Visitation at nursing homes in Arizona allowed, but families must 'jump through a few hoops'
Visiting a family member in a care facility during the pandemic is now allowed in Arizona, but it's not an easy visit to make.
Arizona nursing homes and assisted living facilities are required to have written plans in effect for exactly how they allow face-to-face visits with their residents.
In the counties that currently are listed as having a “minimal” or “moderate” chance of spread — which includes Yavapai — the rules require all congregate care settings to offer limited outdoor visitation. That includes screening visitors for symptoms and cloth face coverings.
Forget about holding hands. There is a mandate for six feet between resident and visitors.
There is a second option for anywhere in the state, regardless of how widespread is viral infection. They can — but are not required to — allow in-person visits from anyone who presents results of tests taken within the last 48 hours showing a negative result for COVID-19 if that person signs a form saying he or she has been isolated since that time and is free of symptoms.

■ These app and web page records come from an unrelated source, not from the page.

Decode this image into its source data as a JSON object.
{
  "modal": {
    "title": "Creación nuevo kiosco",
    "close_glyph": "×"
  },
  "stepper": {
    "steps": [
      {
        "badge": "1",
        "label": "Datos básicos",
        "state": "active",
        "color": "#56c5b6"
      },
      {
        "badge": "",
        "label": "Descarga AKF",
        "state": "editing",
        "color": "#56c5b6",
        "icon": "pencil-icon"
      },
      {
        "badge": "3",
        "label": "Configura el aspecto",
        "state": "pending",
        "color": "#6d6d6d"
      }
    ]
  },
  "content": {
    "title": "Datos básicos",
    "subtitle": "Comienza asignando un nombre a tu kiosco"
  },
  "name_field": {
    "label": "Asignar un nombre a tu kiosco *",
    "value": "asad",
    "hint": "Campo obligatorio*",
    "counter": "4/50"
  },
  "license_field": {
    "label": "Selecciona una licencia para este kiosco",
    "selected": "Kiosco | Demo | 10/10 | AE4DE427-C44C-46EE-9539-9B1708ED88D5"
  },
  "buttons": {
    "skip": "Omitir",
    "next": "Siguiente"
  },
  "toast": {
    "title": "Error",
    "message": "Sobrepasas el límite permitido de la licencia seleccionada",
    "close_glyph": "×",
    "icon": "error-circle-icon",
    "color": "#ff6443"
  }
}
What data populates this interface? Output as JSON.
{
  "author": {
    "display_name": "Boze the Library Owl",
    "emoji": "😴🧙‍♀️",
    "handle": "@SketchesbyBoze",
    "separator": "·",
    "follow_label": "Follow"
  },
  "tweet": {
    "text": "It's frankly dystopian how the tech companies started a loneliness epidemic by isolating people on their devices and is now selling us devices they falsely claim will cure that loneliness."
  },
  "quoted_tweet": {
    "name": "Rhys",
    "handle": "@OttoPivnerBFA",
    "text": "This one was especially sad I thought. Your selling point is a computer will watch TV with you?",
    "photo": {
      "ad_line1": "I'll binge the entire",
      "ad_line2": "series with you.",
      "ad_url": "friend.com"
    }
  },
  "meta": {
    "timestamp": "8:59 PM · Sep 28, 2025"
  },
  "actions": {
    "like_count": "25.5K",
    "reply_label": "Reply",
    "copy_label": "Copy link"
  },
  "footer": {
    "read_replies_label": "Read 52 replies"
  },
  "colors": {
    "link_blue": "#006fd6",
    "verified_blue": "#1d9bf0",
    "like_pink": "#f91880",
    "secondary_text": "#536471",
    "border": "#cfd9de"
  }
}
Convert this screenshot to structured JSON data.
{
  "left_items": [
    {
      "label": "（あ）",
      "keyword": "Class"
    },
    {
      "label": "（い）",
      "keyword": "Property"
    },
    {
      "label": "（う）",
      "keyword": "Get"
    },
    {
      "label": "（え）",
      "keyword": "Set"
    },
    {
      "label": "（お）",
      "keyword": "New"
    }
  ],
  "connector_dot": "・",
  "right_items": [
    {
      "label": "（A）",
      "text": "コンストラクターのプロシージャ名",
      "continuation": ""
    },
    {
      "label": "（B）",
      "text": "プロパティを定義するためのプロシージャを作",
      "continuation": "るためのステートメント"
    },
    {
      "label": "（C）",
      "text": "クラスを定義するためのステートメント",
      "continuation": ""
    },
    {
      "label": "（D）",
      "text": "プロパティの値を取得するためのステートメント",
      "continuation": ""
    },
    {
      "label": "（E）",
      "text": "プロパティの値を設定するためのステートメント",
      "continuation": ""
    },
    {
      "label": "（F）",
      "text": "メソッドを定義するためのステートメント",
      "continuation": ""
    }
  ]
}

Taking that test may be a hurdle. But Dana Kennedy, state director of AARP, said it’s one worth pursing. “Let’s face it, in Arizona right now it’s really hot,’’ she said. “So that outdoor visit may not be safe.’’

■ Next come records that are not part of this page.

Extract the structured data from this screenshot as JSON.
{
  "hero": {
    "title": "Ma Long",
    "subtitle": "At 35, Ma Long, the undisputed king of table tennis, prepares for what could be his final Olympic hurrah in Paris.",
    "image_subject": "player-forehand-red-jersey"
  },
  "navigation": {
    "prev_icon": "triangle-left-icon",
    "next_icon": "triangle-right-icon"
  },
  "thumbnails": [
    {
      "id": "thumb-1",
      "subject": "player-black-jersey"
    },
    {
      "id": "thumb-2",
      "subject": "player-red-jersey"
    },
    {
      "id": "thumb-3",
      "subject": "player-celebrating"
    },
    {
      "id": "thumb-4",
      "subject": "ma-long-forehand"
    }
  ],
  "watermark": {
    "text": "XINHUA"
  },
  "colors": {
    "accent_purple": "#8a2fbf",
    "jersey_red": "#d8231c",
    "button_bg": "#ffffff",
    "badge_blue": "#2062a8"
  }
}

And there are other advantages.
“If the person lives in a private residence they could actually go into their residence and visit with them for 15 minutes,” Kennedy said. “And then they’re supposed to move to a congregate setting after that 15 minutes.”
But at that point, she said, “they can stay and visit as long as they like.”
“This was something that was really important to families,’’ said Christina Corieri, the health care policy advisor to Gov. Doug Ducey.
“They wanted to be able to see the individual’s personal living space, assess what the situation looks like,” she said. Then, after getting that look around, family members can continue their visit in an area is designated for visits.
It was Kennedy who pushed the governor to form the special task force to create standards for visitation, even as the virus remains active in Arizona.
“I never thought we’d be coming at six months,’’ she told Capitol Media Services.
There have been options for maintaining some type of contact, with facilities setting up phone calls and, often, video chats with family. Those lucky enough to have rooms with first-floor windows facing out to the street also had the chance to actually see their relatives, albeit through closed glass.
But there are limits to that. “People are dying of loneliness and isolation,” Kennedy said. And she said that, for some, the situation is even worse.
“People with some form of dementia, they may not understand why their loved one is not visiting them,” Kennedy explained. Plus there’s the fact that the shutdown of visits occurred pretty much overnight.
“Families didn’t get enough closure to really be able to have that closure,” she said. “So I think this is really meaningful.’’
But with no end to the virus in sight, Kennedy said it became crucial to come up with some interim solution.
What the task force finally came up with isn’t as simple as Kennedy had hoped the process would be. She said families will still need to “jump through a few hoops’’ to get visitation.
“But they’re all reasonable requests if you want to see your loved one during the middle of a pandemic,’’ Kennedy said.
Corieri said there are limits.
“You couldn’t necessarily walk in at 1 in the morning,’’ she said. Corieri said facilities can limit not only the times visits will be allowed but also how long they can last and how many people can visit on any given day.
And even in cases where the visitor produces a negative test result for COVID-19, Corieri said there is still a requirement for “minimal contact.’’
That still leaves the question of being able to get test results back within 48 hours.
Corieri said Sonora Quest says it can get results turned around within 24 hours. Ditto, she said, at Arizona State University which is offering saliva tests, somewhat easier on patients than the long cotton-tipped swab up the nose.
At the University of Arizona there are tests available for antibodies. But these are being promoted for health care workers, first responders and other employees considered at high risk for exposure to the virus.
And if it turns out that requirement is too aggressive, Corieri said the task force still remains active and can consider modifications.
Overall, she said the governor is supportive of what has been crafted.
“We think that these guidelines offer a safe way to reopen visitation in these facilities while still protecting the residents, and reuniting these families who we know that personal contact is so important to,’’ Corieri said.
Here, too, nothing is set in concrete.
“If these guidelines need tweaking we will continue to be open to it,’’ she said. “That is why we have another meeting of the task force scheduled in less than three weeks so that we can have that open feedback loop to hear how things are going and where we can continually improve.’’